**WHAT THIS TASK INVOLVES:**
From the records that follow, copy every line in which "their" appears.

··· EXTRACTED INFORMATION ···

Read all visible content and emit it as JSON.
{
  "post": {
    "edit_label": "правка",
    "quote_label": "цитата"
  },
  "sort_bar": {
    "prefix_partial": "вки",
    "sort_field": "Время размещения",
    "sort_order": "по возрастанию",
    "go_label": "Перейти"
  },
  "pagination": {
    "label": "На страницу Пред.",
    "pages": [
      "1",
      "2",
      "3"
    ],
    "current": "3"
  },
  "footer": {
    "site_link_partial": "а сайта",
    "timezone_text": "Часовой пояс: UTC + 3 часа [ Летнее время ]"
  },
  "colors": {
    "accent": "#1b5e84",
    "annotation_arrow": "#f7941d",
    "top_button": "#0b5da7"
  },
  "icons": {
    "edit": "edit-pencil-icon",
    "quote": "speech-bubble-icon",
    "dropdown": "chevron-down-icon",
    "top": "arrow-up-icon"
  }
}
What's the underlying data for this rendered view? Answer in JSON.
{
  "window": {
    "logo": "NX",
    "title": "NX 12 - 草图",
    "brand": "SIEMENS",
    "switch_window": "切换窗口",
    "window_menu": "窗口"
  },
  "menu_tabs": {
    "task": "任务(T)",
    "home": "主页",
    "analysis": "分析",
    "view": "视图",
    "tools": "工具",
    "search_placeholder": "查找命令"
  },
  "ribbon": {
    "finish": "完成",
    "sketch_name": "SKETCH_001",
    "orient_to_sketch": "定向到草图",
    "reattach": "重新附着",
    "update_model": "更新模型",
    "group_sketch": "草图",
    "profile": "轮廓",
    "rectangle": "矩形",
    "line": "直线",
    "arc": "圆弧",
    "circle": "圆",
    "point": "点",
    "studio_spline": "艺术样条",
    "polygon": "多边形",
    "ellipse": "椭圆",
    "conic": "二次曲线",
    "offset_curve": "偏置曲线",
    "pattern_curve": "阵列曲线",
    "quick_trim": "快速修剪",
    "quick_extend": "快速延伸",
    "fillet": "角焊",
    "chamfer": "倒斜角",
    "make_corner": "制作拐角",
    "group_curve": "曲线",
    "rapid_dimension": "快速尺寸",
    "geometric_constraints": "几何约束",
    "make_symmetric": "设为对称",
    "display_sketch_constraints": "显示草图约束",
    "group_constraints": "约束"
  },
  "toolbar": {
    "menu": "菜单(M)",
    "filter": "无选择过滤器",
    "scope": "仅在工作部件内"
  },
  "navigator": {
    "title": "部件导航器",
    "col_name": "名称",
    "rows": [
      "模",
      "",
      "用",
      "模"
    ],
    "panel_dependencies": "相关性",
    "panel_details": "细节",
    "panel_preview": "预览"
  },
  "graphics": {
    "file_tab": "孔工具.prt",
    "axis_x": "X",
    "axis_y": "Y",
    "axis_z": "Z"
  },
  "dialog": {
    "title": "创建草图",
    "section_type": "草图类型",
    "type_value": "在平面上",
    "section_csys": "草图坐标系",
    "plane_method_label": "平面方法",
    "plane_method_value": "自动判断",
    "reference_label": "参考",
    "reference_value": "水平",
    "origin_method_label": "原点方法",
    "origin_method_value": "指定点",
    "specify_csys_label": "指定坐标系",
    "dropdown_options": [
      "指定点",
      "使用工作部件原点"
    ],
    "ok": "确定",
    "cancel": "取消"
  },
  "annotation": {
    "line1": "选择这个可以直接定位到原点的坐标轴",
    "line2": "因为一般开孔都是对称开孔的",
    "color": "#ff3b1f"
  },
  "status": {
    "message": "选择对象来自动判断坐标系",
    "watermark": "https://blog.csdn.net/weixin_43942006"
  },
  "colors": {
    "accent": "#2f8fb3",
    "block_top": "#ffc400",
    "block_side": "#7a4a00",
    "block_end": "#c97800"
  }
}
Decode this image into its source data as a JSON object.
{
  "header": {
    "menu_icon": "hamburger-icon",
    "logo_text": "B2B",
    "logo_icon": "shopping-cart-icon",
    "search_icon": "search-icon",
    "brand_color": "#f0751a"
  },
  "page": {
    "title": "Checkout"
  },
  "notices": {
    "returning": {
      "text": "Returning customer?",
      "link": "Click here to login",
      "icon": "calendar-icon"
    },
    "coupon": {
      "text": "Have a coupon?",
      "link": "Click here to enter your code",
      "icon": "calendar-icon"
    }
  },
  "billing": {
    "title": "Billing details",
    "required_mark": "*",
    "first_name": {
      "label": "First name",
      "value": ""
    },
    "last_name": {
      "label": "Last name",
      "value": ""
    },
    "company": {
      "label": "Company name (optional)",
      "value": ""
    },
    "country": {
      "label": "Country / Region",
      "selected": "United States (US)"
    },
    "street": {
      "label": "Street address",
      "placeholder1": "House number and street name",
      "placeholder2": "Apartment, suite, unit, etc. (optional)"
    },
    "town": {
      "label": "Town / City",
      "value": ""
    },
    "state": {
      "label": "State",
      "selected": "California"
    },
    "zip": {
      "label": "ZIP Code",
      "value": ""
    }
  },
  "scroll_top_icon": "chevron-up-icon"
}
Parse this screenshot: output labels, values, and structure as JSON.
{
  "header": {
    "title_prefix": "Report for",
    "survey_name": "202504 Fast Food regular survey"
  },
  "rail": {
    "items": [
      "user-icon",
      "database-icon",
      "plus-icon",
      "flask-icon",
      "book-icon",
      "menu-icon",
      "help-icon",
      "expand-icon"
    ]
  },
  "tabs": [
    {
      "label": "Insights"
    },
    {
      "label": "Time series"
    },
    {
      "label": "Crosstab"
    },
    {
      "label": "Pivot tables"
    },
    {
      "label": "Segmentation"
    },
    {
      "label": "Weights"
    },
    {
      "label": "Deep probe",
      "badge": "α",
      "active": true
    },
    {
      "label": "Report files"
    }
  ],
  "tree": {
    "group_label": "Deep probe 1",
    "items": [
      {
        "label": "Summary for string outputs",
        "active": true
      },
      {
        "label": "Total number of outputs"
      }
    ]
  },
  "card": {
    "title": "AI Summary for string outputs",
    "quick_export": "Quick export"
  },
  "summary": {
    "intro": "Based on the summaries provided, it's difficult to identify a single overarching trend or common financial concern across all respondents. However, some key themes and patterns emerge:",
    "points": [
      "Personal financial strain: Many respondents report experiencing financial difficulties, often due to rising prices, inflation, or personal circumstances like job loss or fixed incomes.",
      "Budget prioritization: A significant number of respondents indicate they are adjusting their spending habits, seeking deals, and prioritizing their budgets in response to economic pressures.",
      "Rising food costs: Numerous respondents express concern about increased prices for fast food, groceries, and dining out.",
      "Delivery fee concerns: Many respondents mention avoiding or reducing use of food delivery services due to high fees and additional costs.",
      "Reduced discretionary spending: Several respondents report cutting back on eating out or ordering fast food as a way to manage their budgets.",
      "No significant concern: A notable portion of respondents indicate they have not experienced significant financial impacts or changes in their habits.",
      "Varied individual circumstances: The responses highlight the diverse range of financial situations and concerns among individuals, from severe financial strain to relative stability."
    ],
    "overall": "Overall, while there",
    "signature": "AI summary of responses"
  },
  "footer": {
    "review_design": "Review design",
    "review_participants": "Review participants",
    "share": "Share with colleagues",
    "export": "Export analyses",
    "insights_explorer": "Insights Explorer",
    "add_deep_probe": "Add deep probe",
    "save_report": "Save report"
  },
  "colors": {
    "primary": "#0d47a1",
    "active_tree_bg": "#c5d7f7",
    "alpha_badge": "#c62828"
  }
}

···

**SOLVED PROBLEM:**
      "Budget prioritization: A significant number of respondents indicate they are adjusting their spending habits, seeking deals, and prioritizing their budgets in response to economic pressures.",
      "Reduced discretionary spending: Several respondents report cutting back on eating out or ordering fast food as a way to manage their budgets.",
      "No significant concern: A notable portion of respondents indicate they have not experienced significant financial impacts or changes in their habits.",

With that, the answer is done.